COLUMBUS — The Ohio Democratic Party today submitted a public records request to the Ohio secretary of state’s office to obtain any communication with outside groups or individuals, documents or records related to the effort to repeal House Bill 6 via ballot referendum.
“Larry Householder and his co-conspirators worked behind the scenes to make sure House Bill 6 would ‘stay law’ and not be repealed by a ballot referendum,” said Ohio Democratic Party spokesperson Kirstin Alvanitakis. “Given how well-connected they were, we are seeking to learn more about any direct communications they might have had with officials in the secretary of state’s office as they pursued this effort.”
Any communications including emails, texts, voicemails, notes of telephone calls and any other communication, electronic, written or recorded related to House Bill 6, FirstEnergy or the ballot referendum by Ohioans Against Corporate Bailouts with legislators or registered lobbyists, from July 23, 2019, to January 21, 2020;
Any communications including emails, texts, voicemails, notes of telephone calls and any other communication, electronic, written or recorded related to House Bill 6, FirstEnergy or the ballot referendum by Ohioans Against Corporate Bailouts, between Secretary Frank LaRose, Merle Madrid, Kim Burns, Grant Shaffer, Jon Keeling, Patrick Piccini or Chris Oliveti and Larry Householder, Neil Clark, Jeff Longstreth, Juan Cespedes or Matt Borges, from July 23, 2019, to January 21, 2020.
In April 2017, then-state Sen. Frank LaRose introduced the first version of the bill that eventually became House Bill 6.
On July 23, 2019, Gov. Mike DeWine signed House Bill 6 into law, starting a 90-day clock for groups to gather petition signatures in any attempt to repeal the legislation via ballot referendum.
On Aug. 12, Ohio Attorney General Dave Yost rejected the initial referendum language offered by Ohioans Against Corporate Bailouts and required the group to submit a new referendum petition — with 1,000 new petition signatures. This delayed the House Bill 6 repeal effort by several weeks.
On Aug. 29, Yost approved the second referendum petition, and one day later the secretary of state’s office approved it.
On Sept. 23, at a meeting between Speaker Larry Householder and lobbyist Neil Clark, Clark detailed the effort to thwart the anti-House Bill 6 ballot campaign. Householder said, “It is so important, it is so important, that they are not successful, because when the legislature votes on something, it needs to stay law.”

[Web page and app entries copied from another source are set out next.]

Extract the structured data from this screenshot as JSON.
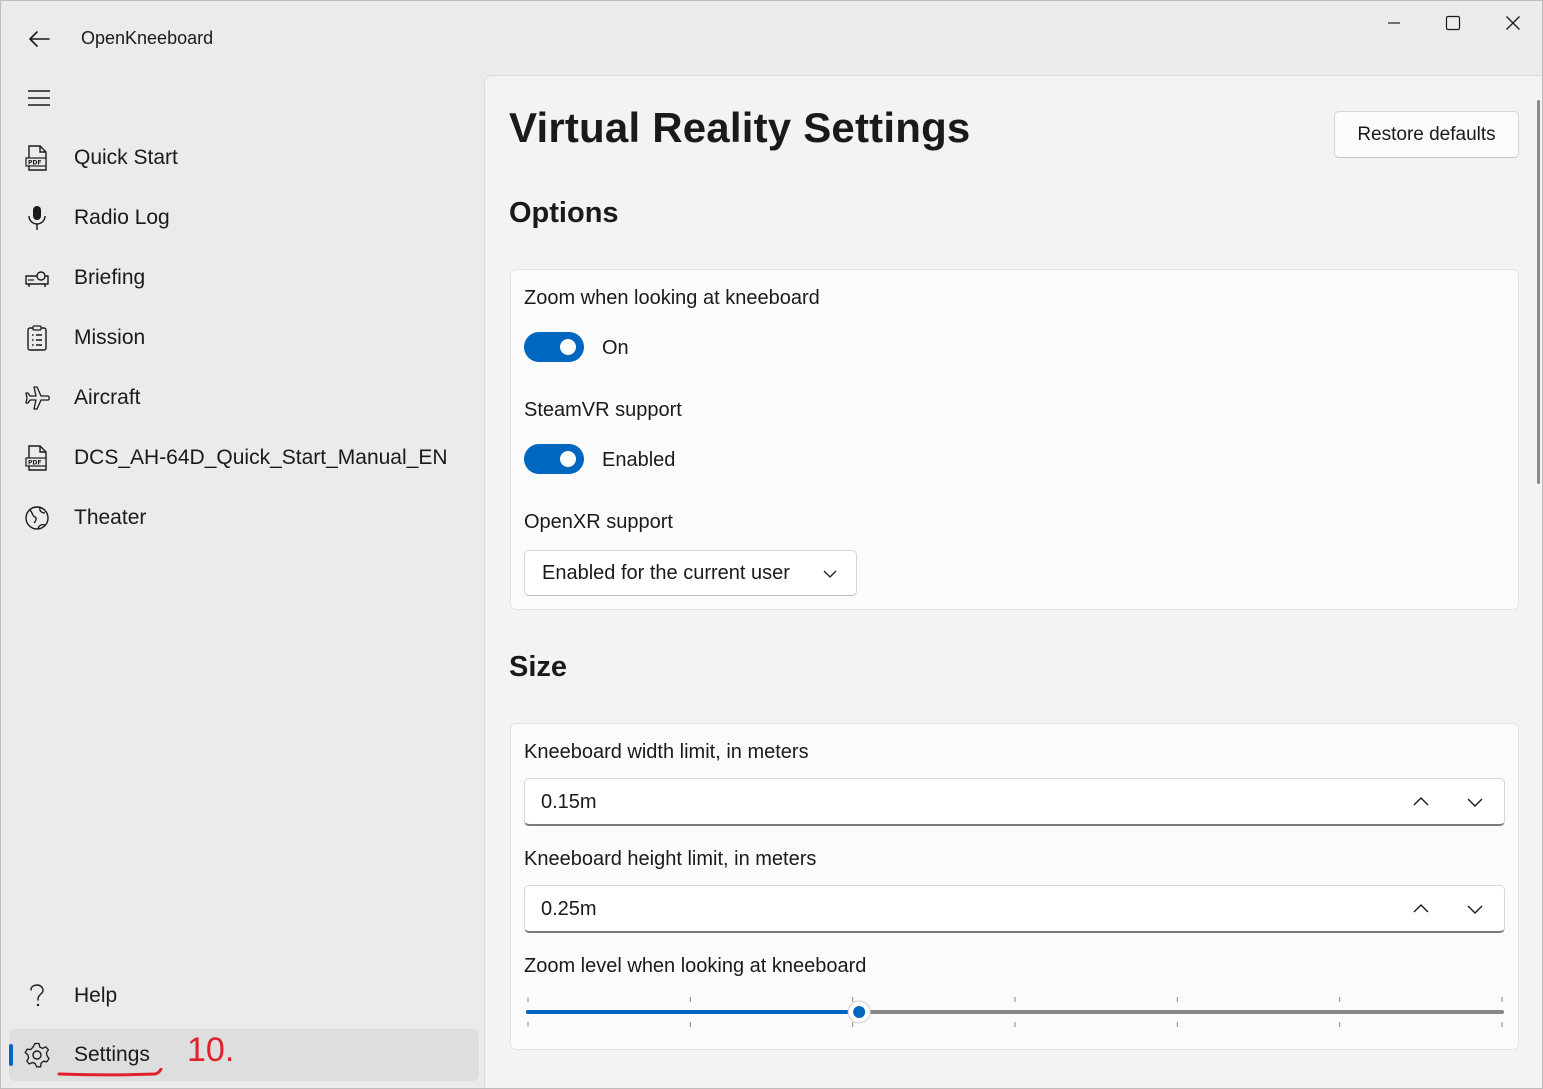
{
  "app": {
    "title": "OpenKneeboard"
  },
  "window_controls": [
    "minimize-icon",
    "maximize-icon",
    "close-icon"
  ],
  "sidebar": {
    "items": [
      {
        "label": "Quick Start",
        "icon": "pdf-document-icon"
      },
      {
        "label": "Radio Log",
        "icon": "microphone-icon"
      },
      {
        "label": "Briefing",
        "icon": "projector-icon"
      },
      {
        "label": "Mission",
        "icon": "clipboard-list-icon"
      },
      {
        "label": "Aircraft",
        "icon": "airplane-icon"
      },
      {
        "label": "DCS_AH-64D_Quick_Start_Manual_EN",
        "icon": "pdf-document-icon"
      },
      {
        "label": "Theater",
        "icon": "globe-icon"
      }
    ],
    "footer": [
      {
        "label": "Help",
        "icon": "question-icon"
      },
      {
        "label": "Settings",
        "icon": "gear-icon",
        "selected": true
      }
    ]
  },
  "annotation": {
    "text": "10.",
    "color": "#e0202a"
  },
  "page": {
    "title": "Virtual Reality Settings",
    "restore_button": "Restore defaults",
    "options": {
      "heading": "Options",
      "zoom_label": "Zoom when looking at kneeboard",
      "zoom_state": "On",
      "zoom_on": true,
      "steamvr_label": "SteamVR support",
      "steamvr_state": "Enabled",
      "steamvr_on": true,
      "openxr_label": "OpenXR support",
      "openxr_value": "Enabled for the current user"
    },
    "size": {
      "heading": "Size",
      "width_label": "Kneeboard width limit, in meters",
      "width_value": "0.15m",
      "height_label": "Kneeboard height limit, in meters",
      "height_value": "0.25m",
      "zoom_level_label": "Zoom level when looking at kneeboard",
      "zoom_level_fraction": 0.34,
      "zoom_level_ticks": 7
    }
  },
  "colors": {
    "accent": "#0067c0",
    "window_bg": "#ebebeb",
    "content_bg": "#f3f3f3",
    "card_bg": "#fbfbfb"
  }
}
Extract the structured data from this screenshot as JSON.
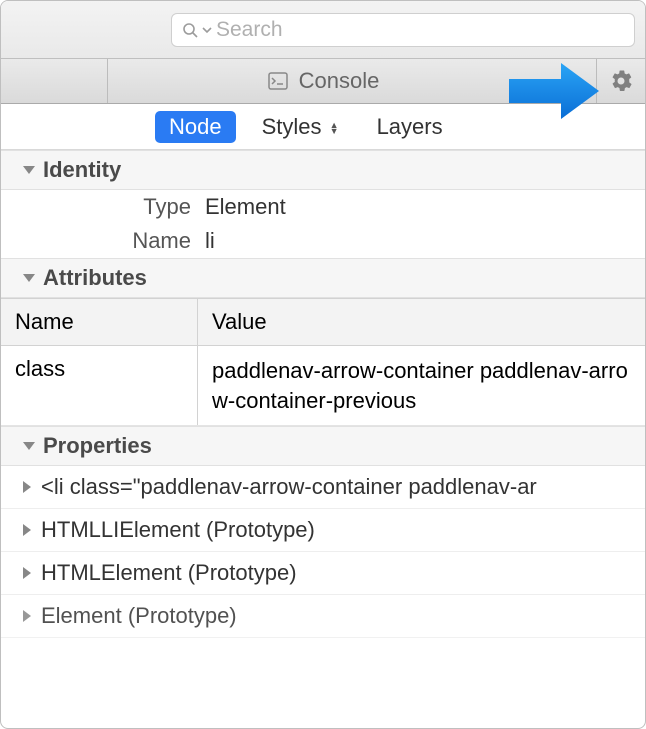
{
  "search": {
    "placeholder": "Search"
  },
  "toolbar": {
    "console_label": "Console"
  },
  "tabs": {
    "node": "Node",
    "styles": "Styles",
    "layers": "Layers"
  },
  "sections": {
    "identity": "Identity",
    "attributes": "Attributes",
    "properties": "Properties"
  },
  "identity": {
    "type_label": "Type",
    "type_value": "Element",
    "name_label": "Name",
    "name_value": "li"
  },
  "attributes_header": {
    "name": "Name",
    "value": "Value"
  },
  "attributes": [
    {
      "name": "class",
      "value": "paddlenav-arrow-container paddlenav-arrow-container-previous"
    }
  ],
  "properties": [
    "<li class=\"paddlenav-arrow-container paddlenav-ar",
    "HTMLLIElement (Prototype)",
    "HTMLElement (Prototype)",
    "Element (Prototype)"
  ]
}
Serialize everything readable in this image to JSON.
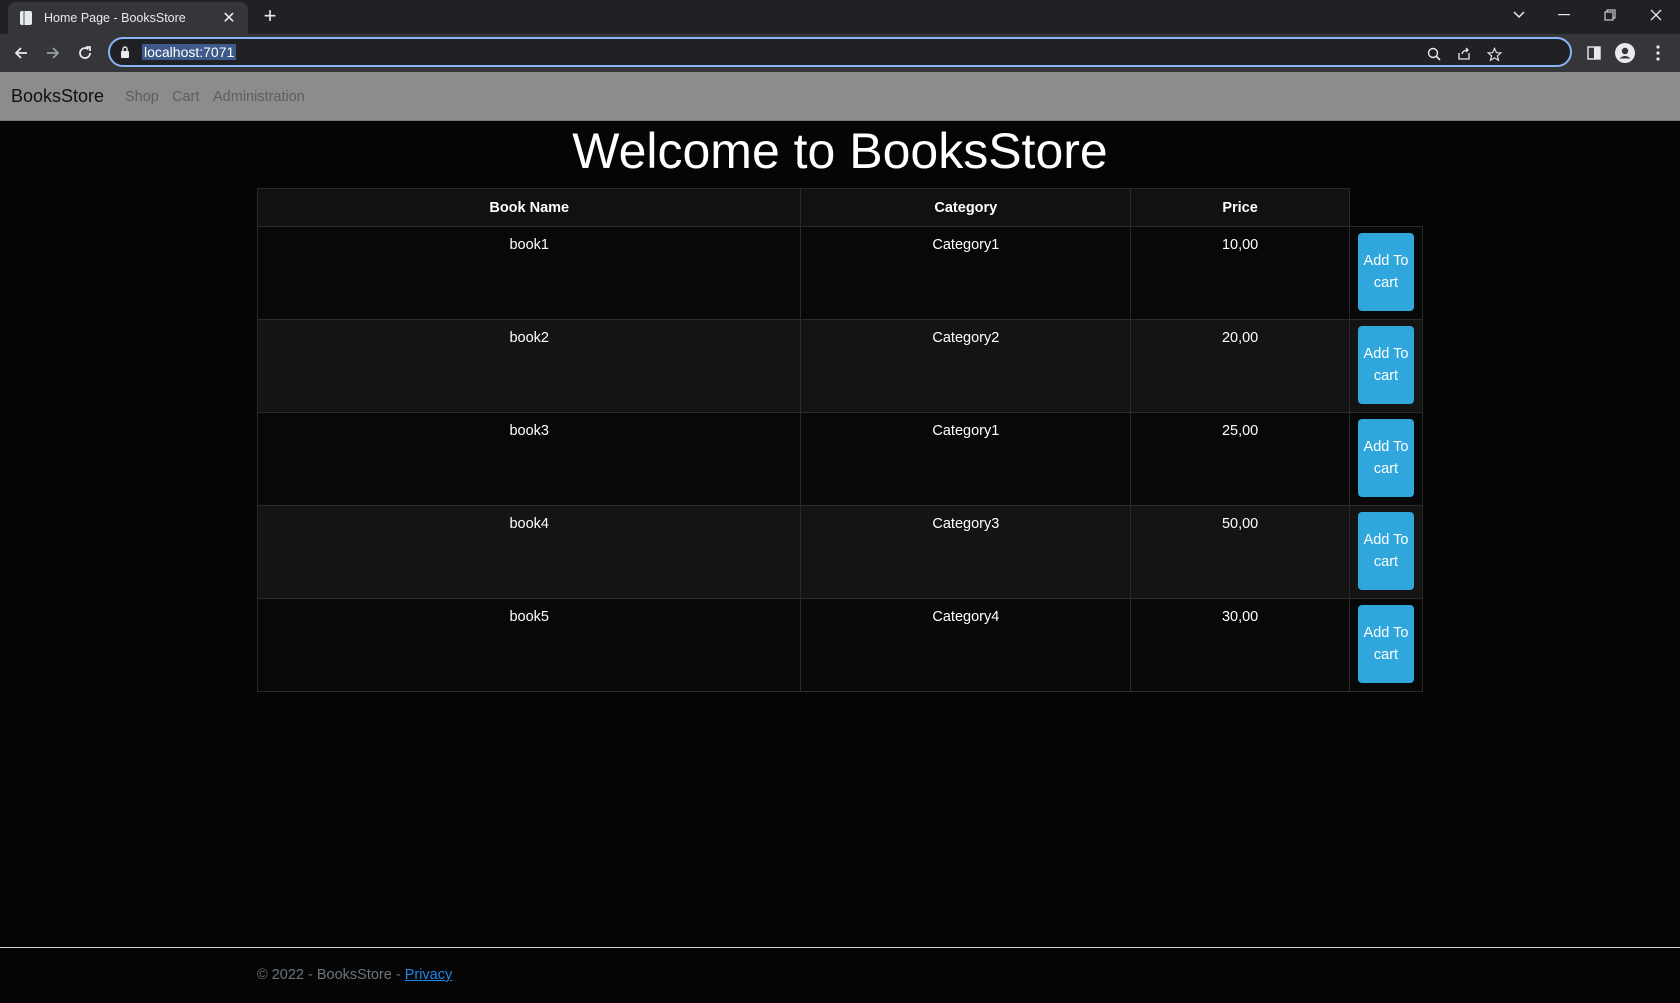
{
  "browser": {
    "tab_title": "Home Page - BooksStore",
    "url": "localhost:7071"
  },
  "site": {
    "brand": "BooksStore",
    "nav": [
      "Shop",
      "Cart",
      "Administration"
    ]
  },
  "main": {
    "heading": "Welcome to BooksStore",
    "table": {
      "headers": [
        "Book Name",
        "Category",
        "Price",
        ""
      ],
      "rows": [
        {
          "name": "book1",
          "category": "Category1",
          "price": "10,00"
        },
        {
          "name": "book2",
          "category": "Category2",
          "price": "20,00"
        },
        {
          "name": "book3",
          "category": "Category1",
          "price": "25,00"
        },
        {
          "name": "book4",
          "category": "Category3",
          "price": "50,00"
        },
        {
          "name": "book5",
          "category": "Category4",
          "price": "30,00"
        }
      ],
      "add_label": "Add To cart"
    }
  },
  "footer": {
    "text": "© 2022 - BooksStore - ",
    "privacy": "Privacy"
  },
  "colors": {
    "accent_button": "#2fa7dc",
    "navbar": "#8c8c8c",
    "page_bg": "#050505",
    "link": "#1e88e5"
  }
}
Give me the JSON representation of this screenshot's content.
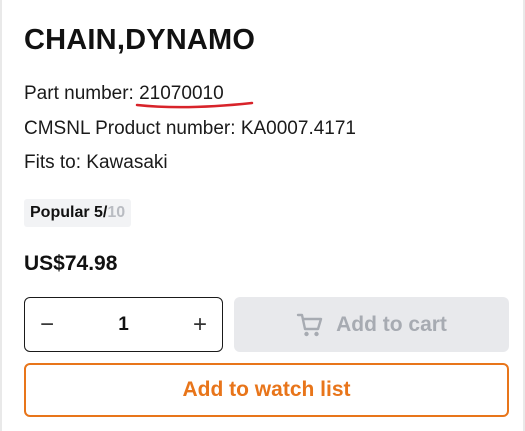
{
  "product": {
    "title": "CHAIN,DYNAMO",
    "part_number_label": "Part number: ",
    "part_number_value": "21070010",
    "cmsnl_label": "CMSNL Product number: ",
    "cmsnl_value": "KA0007.4171",
    "fits_label": "Fits to: ",
    "fits_value": "Kawasaki",
    "popular_label": "Popular ",
    "popular_score": "5/",
    "popular_max": "10",
    "price": "US$74.98"
  },
  "cart": {
    "decrement": "−",
    "quantity": "1",
    "increment": "+",
    "add_to_cart_label": "Add to cart",
    "watch_list_label": "Add to watch list"
  },
  "colors": {
    "accent_orange": "#e8751a",
    "annotation_red": "#d8232a",
    "disabled_bg": "#e8e9ec",
    "disabled_text": "#a7abb2"
  }
}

On Nov. 13, attorneys for LaRose, with the Ohio attorney general’s office, filed a brief that asked the Ohio Supreme Court not to answer questions the federal judge had requested the state court determine regarding the constitutionality of the referendum process.
On Dec. 24, the state Supreme Court decided to hear the lawsuit.
On Jan. 21, 2020, the anti-House Bill 6 ballot campaign dropped the suit, citing the immense cost of continuing to pursue it. A spokesman for the campaign said, “We decided we did not have the resources to continue the fight. The heavy-handed spending spree (by opponents) made money a priority. The issues were on our side, but we couldn’t match the spending they were doing. It really tipped the scales against citizen participation and citizen referendum.”